### Work item
Would you repeat the entries below exactly and omit the pictures?

[[ Data for this exercise, beginning ]]

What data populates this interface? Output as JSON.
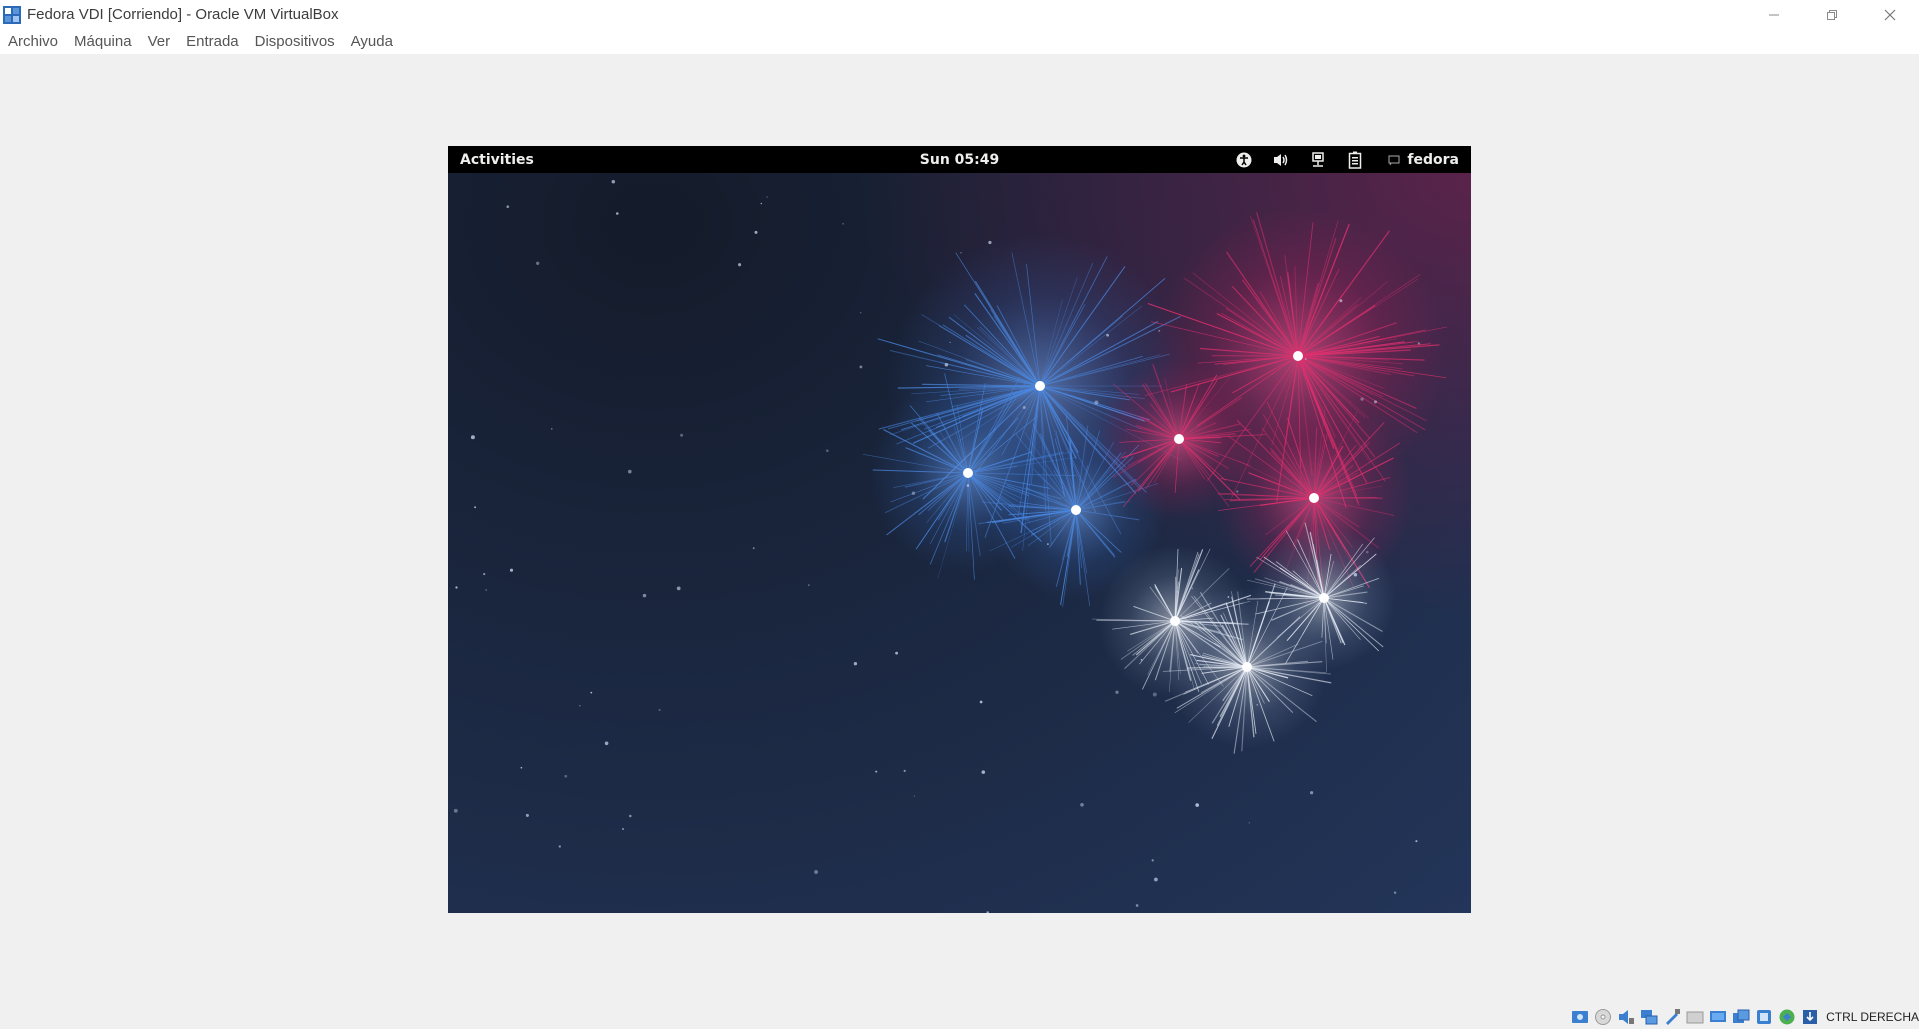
{
  "window": {
    "title": "Fedora VDI [Corriendo] - Oracle VM VirtualBox",
    "controls": [
      "minimize-icon",
      "restore-icon",
      "close-icon"
    ]
  },
  "menu": {
    "items": [
      "Archivo",
      "Máquina",
      "Ver",
      "Entrada",
      "Dispositivos",
      "Ayuda"
    ]
  },
  "guest": {
    "topbar": {
      "activities": "Activities",
      "clock": "Sun 05:49",
      "tray_icons": [
        "accessibility-icon",
        "volume-icon",
        "network-icon",
        "battery-icon",
        "user-status-icon"
      ],
      "user": "fedora"
    },
    "wallpaper": "fireworks"
  },
  "statusbar": {
    "icons": [
      "hard-disk-icon",
      "optical-drive-icon",
      "audio-icon",
      "network-adapter-icon",
      "usb-icon",
      "shared-folders-icon",
      "display-icon",
      "video-capture-icon",
      "virtualization-icon",
      "mouse-integration-icon",
      "keyboard-capture-icon"
    ],
    "host_key": "CTRL DERECHA"
  },
  "colors": {
    "titlebar_bg": "#ffffff",
    "window_bg": "#f0f0f0",
    "gnome_bar": "#000000",
    "firework_blue": "#4a88e0",
    "firework_pink": "#e0306e",
    "firework_white": "#e8eef8"
  }
}
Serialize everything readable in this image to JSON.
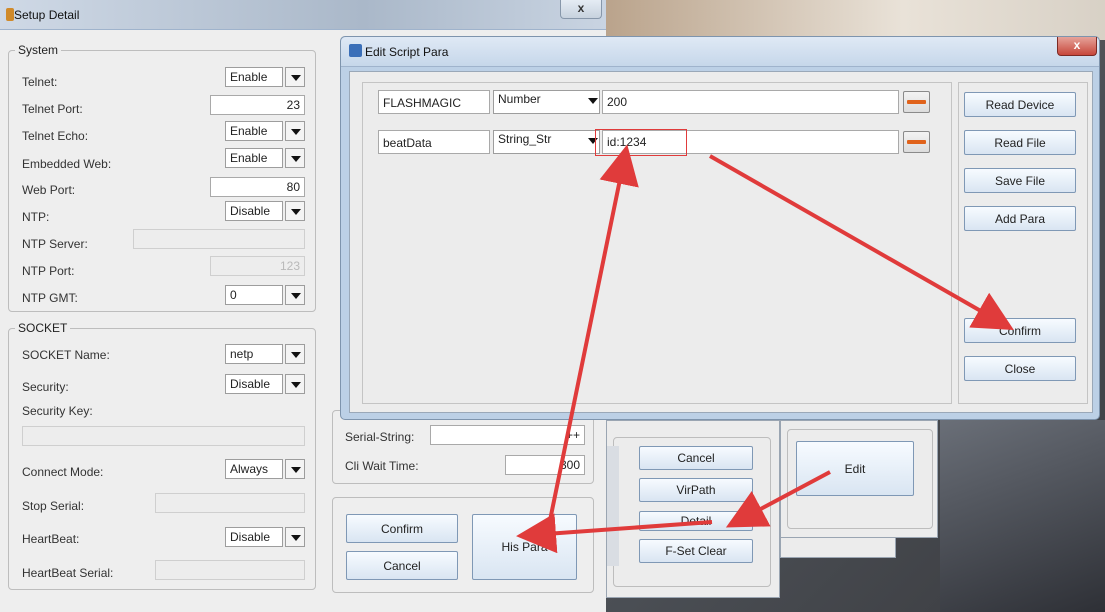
{
  "setup_window": {
    "title": "Setup Detail",
    "close_label": "x",
    "system": {
      "group_title": "System",
      "telnet_label": "Telnet:",
      "telnet_value": "Enable",
      "telnet_port_label": "Telnet Port:",
      "telnet_port_value": "23",
      "telnet_echo_label": "Telnet Echo:",
      "telnet_echo_value": "Enable",
      "embedded_web_label": "Embedded Web:",
      "embedded_web_value": "Enable",
      "web_port_label": "Web Port:",
      "web_port_value": "80",
      "ntp_label": "NTP:",
      "ntp_value": "Disable",
      "ntp_server_label": "NTP Server:",
      "ntp_port_label": "NTP Port:",
      "ntp_port_value": "123",
      "ntp_gmt_label": "NTP GMT:",
      "ntp_gmt_value": "0"
    },
    "socket": {
      "group_title": "SOCKET",
      "socket_name_label": "SOCKET Name:",
      "socket_name_value": "netp",
      "security_label": "Security:",
      "security_value": "Disable",
      "security_key_label": "Security Key:",
      "connect_mode_label": "Connect Mode:",
      "connect_mode_value": "Always",
      "stop_serial_label": "Stop Serial:",
      "heartbeat_label": "HeartBeat:",
      "heartbeat_value": "Disable",
      "heartbeat_serial_label": "HeartBeat Serial:"
    },
    "serial_string_label": "Serial-String:",
    "serial_string_value": "++",
    "cli_wait_label": "Cli Wait Time:",
    "cli_wait_value": "300",
    "confirm_label": "Confirm",
    "cancel_label": "Cancel",
    "his_para_label": "His Para"
  },
  "mid_window": {
    "cancel_label": "Cancel",
    "virpath_label": "VirPath",
    "detail_label": "Detail",
    "fset_clear_label": "F-Set Clear"
  },
  "right_window": {
    "edit_label": "Edit"
  },
  "edit_dialog": {
    "title": "Edit Script Para",
    "close_label": "x",
    "rows": [
      {
        "name": "FLASHMAGIC",
        "type": "Number",
        "value": "200"
      },
      {
        "name": "beatData",
        "type": "String_Str",
        "value": "id:1234"
      }
    ],
    "buttons": {
      "read_device": "Read Device",
      "read_file": "Read File",
      "save_file": "Save File",
      "add_para": "Add Para",
      "confirm": "Confirm",
      "close": "Close"
    }
  },
  "colors": {
    "annotation_red": "#e03b3b",
    "accent_minus": "#e0621a"
  }
}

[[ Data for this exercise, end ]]

### Result for this task
What data populates this interface? Output as JSON.
{
  "window": {
    "title": "Fedora VDI [Corriendo] - Oracle VM VirtualBox",
    "controls": [
      "minimize-icon",
      "restore-icon",
      "close-icon"
    ]
  },
  "menu": {
    "items": [
      "Archivo",
      "Máquina",
      "Ver",
      "Entrada",
      "Dispositivos",
      "Ayuda"
    ]
  },
  "guest": {
    "topbar": {
      "activities": "Activities",
      "clock": "Sun 05:49",
      "tray_icons": [
        "accessibility-icon",
        "volume-icon",
        "network-icon",
        "battery-icon",
        "user-status-icon"
      ],
      "user": "fedora"
    },
    "wallpaper": "fireworks"
  },
  "statusbar": {
    "icons": [
      "hard-disk-icon",
      "optical-drive-icon",
      "audio-icon",
      "network-adapter-icon",
      "usb-icon",
      "shared-folders-icon",
      "display-icon",
      "video-capture-icon",
      "virtualization-icon",
      "mouse-integration-icon",
      "keyboard-capture-icon"
    ],
    "host_key": "CTRL DERECHA"
  },
  "colors": {
    "titlebar_bg": "#ffffff",
    "window_bg": "#f0f0f0",
    "gnome_bar": "#000000",
    "firework_blue": "#4a88e0",
    "firework_pink": "#e0306e",
    "firework_white": "#e8eef8"
  }
}
Serialize everything readable in this image to JSON.
{
  "setup_window": {
    "title": "Setup Detail",
    "close_label": "x",
    "system": {
      "group_title": "System",
      "telnet_label": "Telnet:",
      "telnet_value": "Enable",
      "telnet_port_label": "Telnet Port:",
      "telnet_port_value": "23",
      "telnet_echo_label": "Telnet Echo:",
      "telnet_echo_value": "Enable",
      "embedded_web_label": "Embedded Web:",
      "embedded_web_value": "Enable",
      "web_port_label": "Web Port:",
      "web_port_value": "80",
      "ntp_label": "NTP:",
      "ntp_value": "Disable",
      "ntp_server_label": "NTP Server:",
      "ntp_port_label": "NTP Port:",
      "ntp_port_value": "123",
      "ntp_gmt_label": "NTP GMT:",
      "ntp_gmt_value": "0"
    },
    "socket": {
      "group_title": "SOCKET",
      "socket_name_label": "SOCKET Name:",
      "socket_name_value": "netp",
      "security_label": "Security:",
      "security_value": "Disable",
      "security_key_label": "Security Key:",
      "connect_mode_label": "Connect Mode:",
      "connect_mode_value": "Always",
      "stop_serial_label": "Stop Serial:",
      "heartbeat_label": "HeartBeat:",
      "heartbeat_value": "Disable",
      "heartbeat_serial_label": "HeartBeat Serial:"
    },
    "serial_string_label": "Serial-String:",
    "serial_string_value": "++",
    "cli_wait_label": "Cli Wait Time:",
    "cli_wait_value": "300",
    "confirm_label": "Confirm",
    "cancel_label": "Cancel",
    "his_para_label": "His Para"
  },
  "mid_window": {
    "cancel_label": "Cancel",
    "virpath_label": "VirPath",
    "detail_label": "Detail",
    "fset_clear_label": "F-Set Clear"
  },
  "right_window": {
    "edit_label": "Edit"
  },
  "edit_dialog": {
    "title": "Edit Script Para",
    "close_label": "x",
    "rows": [
      {
        "name": "FLASHMAGIC",
        "type": "Number",
        "value": "200"
      },
      {
        "name": "beatData",
        "type": "String_Str",
        "value": "id:1234"
      }
    ],
    "buttons": {
      "read_device": "Read Device",
      "read_file": "Read File",
      "save_file": "Save File",
      "add_para": "Add Para",
      "confirm": "Confirm",
      "close": "Close"
    }
  },
  "colors": {
    "annotation_red": "#e03b3b",
    "accent_minus": "#e0621a"
  }
}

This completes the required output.